Maybe the farm chops silage for the neighbor boy in exchange for milking the cows. In this case, workers compensation is not needed since it is exchange labor.

Maybe the farm pays the neighbor boy $20 each time. Workers compensation is recommended, but may not be required. Read on…

How much did the farm pay in payroll last year?

If the farm paid over $2,500 in payroll the previous calendar year, the farm needs to have a workers compensation policy to cover their paid labor.

How much does the farm pay the neighbor boy on an annual basis?

The amount of payroll and the type of work is important when figuring the cost of workers compensation. Different rates will apply for different work.
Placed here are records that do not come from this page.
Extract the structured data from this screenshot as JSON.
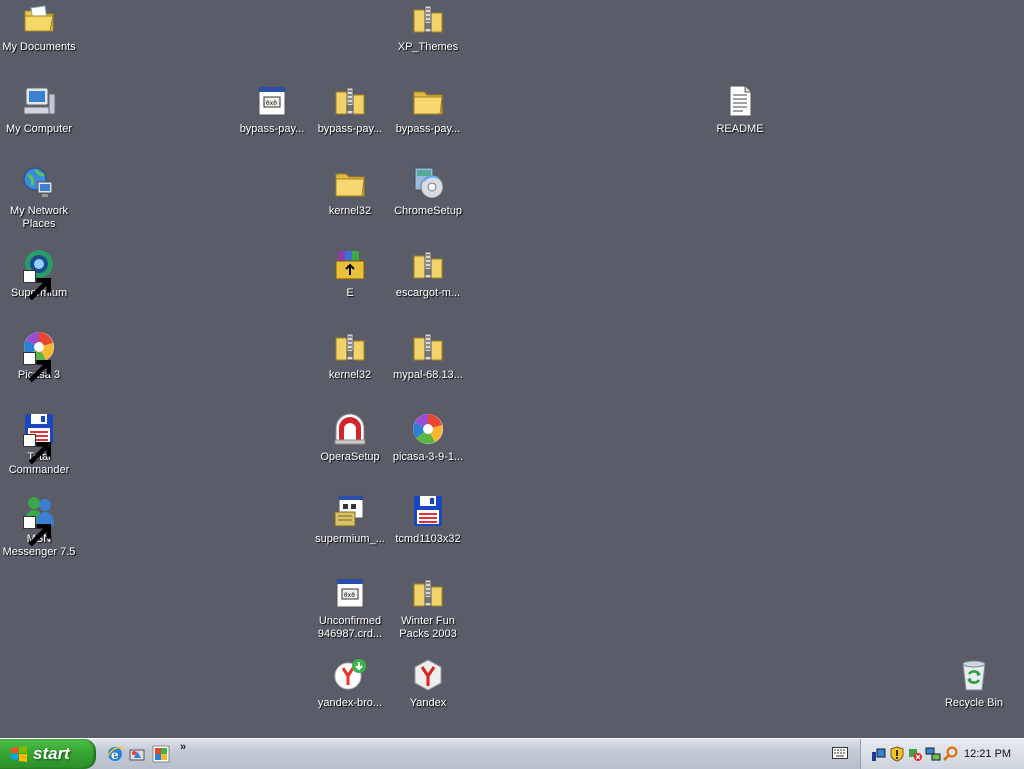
{
  "desktop": {
    "icons": [
      {
        "label": "My Documents",
        "icon": "my-documents-icon"
      },
      {
        "label": "My Computer",
        "icon": "my-computer-icon"
      },
      {
        "label": "My Network Places",
        "icon": "network-places-icon"
      },
      {
        "label": "Supermium",
        "icon": "supermium-icon"
      },
      {
        "label": "Picasa 3",
        "icon": "picasa-icon"
      },
      {
        "label": "Total Commander",
        "icon": "total-commander-icon"
      },
      {
        "label": "MSN Messenger 7.5",
        "icon": "msn-messenger-icon"
      },
      {
        "label": "XP_Themes",
        "icon": "zip-folder-icon"
      },
      {
        "label": "bypass-pay...",
        "icon": "executable-file-icon"
      },
      {
        "label": "bypass-pay...",
        "icon": "zip-folder-icon"
      },
      {
        "label": "bypass-pay...",
        "icon": "folder-icon"
      },
      {
        "label": "README",
        "icon": "text-document-icon"
      },
      {
        "label": "kernel32",
        "icon": "folder-icon"
      },
      {
        "label": "ChromeSetup",
        "icon": "setup-installer-icon"
      },
      {
        "label": "E",
        "icon": "winrar-archive-icon"
      },
      {
        "label": "escargot-m...",
        "icon": "zip-folder-icon"
      },
      {
        "label": "kernel32",
        "icon": "zip-folder-icon"
      },
      {
        "label": "mypal-68.13...",
        "icon": "zip-folder-icon"
      },
      {
        "label": "OperaSetup",
        "icon": "opera-setup-icon"
      },
      {
        "label": "picasa-3-9-1...",
        "icon": "picasa-icon"
      },
      {
        "label": "supermium_...",
        "icon": "installer-program-icon"
      },
      {
        "label": "tcmd1103x32",
        "icon": "total-commander-icon"
      },
      {
        "label": "Unconfirmed 946987.crd...",
        "icon": "executable-file-icon"
      },
      {
        "label": "Winter Fun Packs 2003",
        "icon": "zip-folder-icon"
      },
      {
        "label": "yandex-bro...",
        "icon": "yandex-browser-download-icon"
      },
      {
        "label": "Yandex",
        "icon": "yandex-icon"
      },
      {
        "label": "Recycle Bin",
        "icon": "recycle-bin-icon"
      }
    ]
  },
  "taskbar": {
    "start_label": "start",
    "quick_launch": [
      "internet-explorer-icon",
      "show-desktop-icon",
      "picasa-icon"
    ],
    "chevron": "»",
    "tray_icons": [
      "network-icon",
      "security-shield-icon",
      "safely-remove-icon",
      "network-connection-icon",
      "search-icon"
    ],
    "clock": "12:21 PM"
  },
  "colors": {
    "desktop_background": "#5a5d68",
    "start_button": "#35a632",
    "taskbar": "#c3cad6"
  }
}
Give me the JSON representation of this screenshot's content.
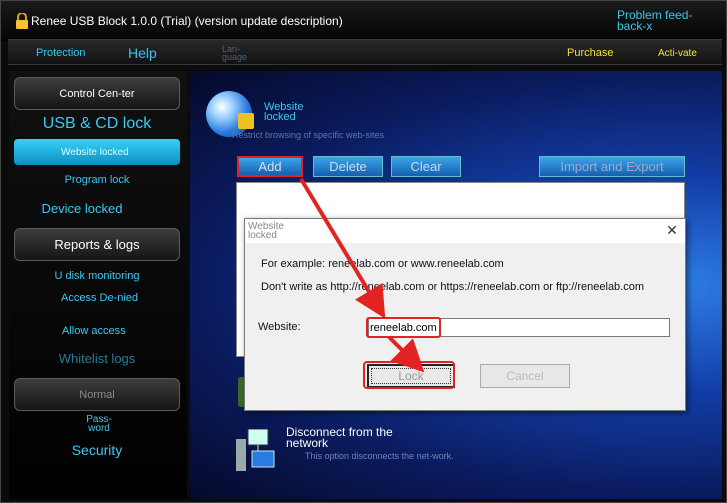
{
  "app": {
    "title": "Renee USB Block 1.0.0 (Trial) (version update description)",
    "feedback_label": "Problem feed-back-x"
  },
  "menu": {
    "protection": "Protection",
    "help": "Help",
    "language": "Lan-guage",
    "purchase": "Purchase",
    "activate": "Acti-vate"
  },
  "sidebar": {
    "control_center": "Control Cen-ter",
    "usb_cd_lock": "USB & CD lock",
    "website_locked": "Website locked",
    "program_lock": "Program lock",
    "device_locked": "Device locked",
    "reports_logs": "Reports & logs",
    "udisk_monitoring": "U disk monitoring",
    "access_denied": "Access De-nied",
    "allow_access": "Allow access",
    "whitelist_logs": "Whitelist logs",
    "normal": "Normal",
    "password": "Pass-word",
    "security": "Security"
  },
  "main": {
    "section_title": "Website locked",
    "section_desc": "Restrict browsing of specific web-sites",
    "add": "Add",
    "delete": "Delete",
    "clear": "Clear",
    "import_export": "Import and Export",
    "network_title": "Disconnect from the network",
    "network_desc": "This option disconnects the net-work."
  },
  "dialog": {
    "title": "Website locked",
    "example": "For example: reneelab.com or www.reneelab.com",
    "dont_write": "Don't write as http://reneelab.com or https://reneelab.com or ftp://reneelab.com",
    "website_label": "Website:",
    "website_value": "reneelab.com",
    "lock": "Lock",
    "cancel": "Cancel"
  },
  "colors": {
    "accent": "#3cc9f0",
    "highlight": "#e32222",
    "purchase": "#f2e233"
  }
}
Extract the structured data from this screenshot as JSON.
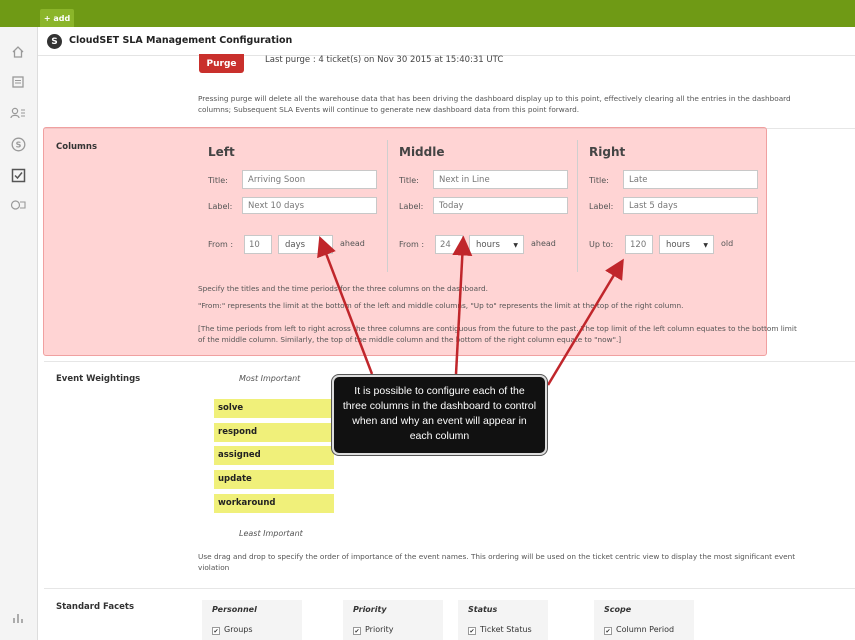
{
  "topbar": {
    "add_label": "+ add"
  },
  "header": {
    "title": "CloudSET SLA Management Configuration"
  },
  "purge": {
    "button_label": "Purge",
    "last_purge": "Last purge : 4 ticket(s) on Nov 30 2015 at 15:40:31 UTC",
    "description": "Pressing purge will delete all the warehouse data that has been driving the dashboard display up to this point, effectively clearing all the entries in the dashboard columns; Subsequent SLA Events will continue to generate new dashboard data from this point forward."
  },
  "columns": {
    "section_label": "Columns",
    "title_label": "Title:",
    "label_label": "Label:",
    "items": [
      {
        "heading": "Left",
        "title": "Arriving Soon",
        "label": "Next 10 days",
        "range_label": "From :",
        "amount": "10",
        "unit": "days",
        "suffix": "ahead"
      },
      {
        "heading": "Middle",
        "title": "Next in Line",
        "label": "Today",
        "range_label": "From :",
        "amount": "24",
        "unit": "hours",
        "suffix": "ahead"
      },
      {
        "heading": "Right",
        "title": "Late",
        "label": "Last 5 days",
        "range_label": "Up to:",
        "amount": "120",
        "unit": "hours",
        "suffix": "old"
      }
    ],
    "desc1": "Specify the titles and the time periods for the three columns on the dashboard.",
    "desc2": "\"From:\" represents the limit at the bottom of the left and middle columns, \"Up to\" represents the limit at the top of the right column.",
    "desc3": "[The time periods from left to right across the three columns are contiguous from the future to the past. The top limit of the left column equates to the bottom limit of the middle column. Similarly, the top of the middle column and the bottom of the right column equate to \"now\".]"
  },
  "event_weightings": {
    "section_label": "Event Weightings",
    "most": "Most Important",
    "least": "Least Important",
    "items": [
      "solve",
      "respond",
      "assigned",
      "update",
      "workaround"
    ],
    "description": "Use drag and drop to specify the order of importance of the event names. This ordering will be used on the ticket centric view to display the most significant event violation"
  },
  "standard_facets": {
    "section_label": "Standard Facets",
    "groups": [
      {
        "title": "Personnel",
        "item": "Groups"
      },
      {
        "title": "Priority",
        "item": "Priority"
      },
      {
        "title": "Status",
        "item": "Ticket Status"
      },
      {
        "title": "Scope",
        "item": "Column Period"
      }
    ]
  },
  "callout": {
    "text": "It is possible to configure each of the three columns in the dashboard to control when and why an event will appear in each column"
  },
  "colors": {
    "topbar": "#6f9a15",
    "purge": "#c9302c",
    "highlight": "#ffa0a0",
    "event_item": "#f0f07a",
    "arrow": "#c0262b"
  },
  "icons": [
    "home-icon",
    "document-icon",
    "users-icon",
    "brand-s-icon",
    "checklist-icon",
    "chat-icon",
    "bar-chart-icon"
  ]
}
If the neighbor boy helps with livestock, he will be charged a higher rate than if he is completing field work. To manage workers compensation cost, it is best to keep track of payroll by each type of work. If  records aren’t kept, all the payroll will be subject to the highest rate.

What if the farm entity is not family?

Partners and members of limited liability companies can choose to include or exclude themselves from workers compensation. Workers compensation is another cost to the farming operation. But before a decision is made to exclude workers compensation coverage, consider  the benefits of workers compensation. Farm owners/operators are the livelihood of the farming operation.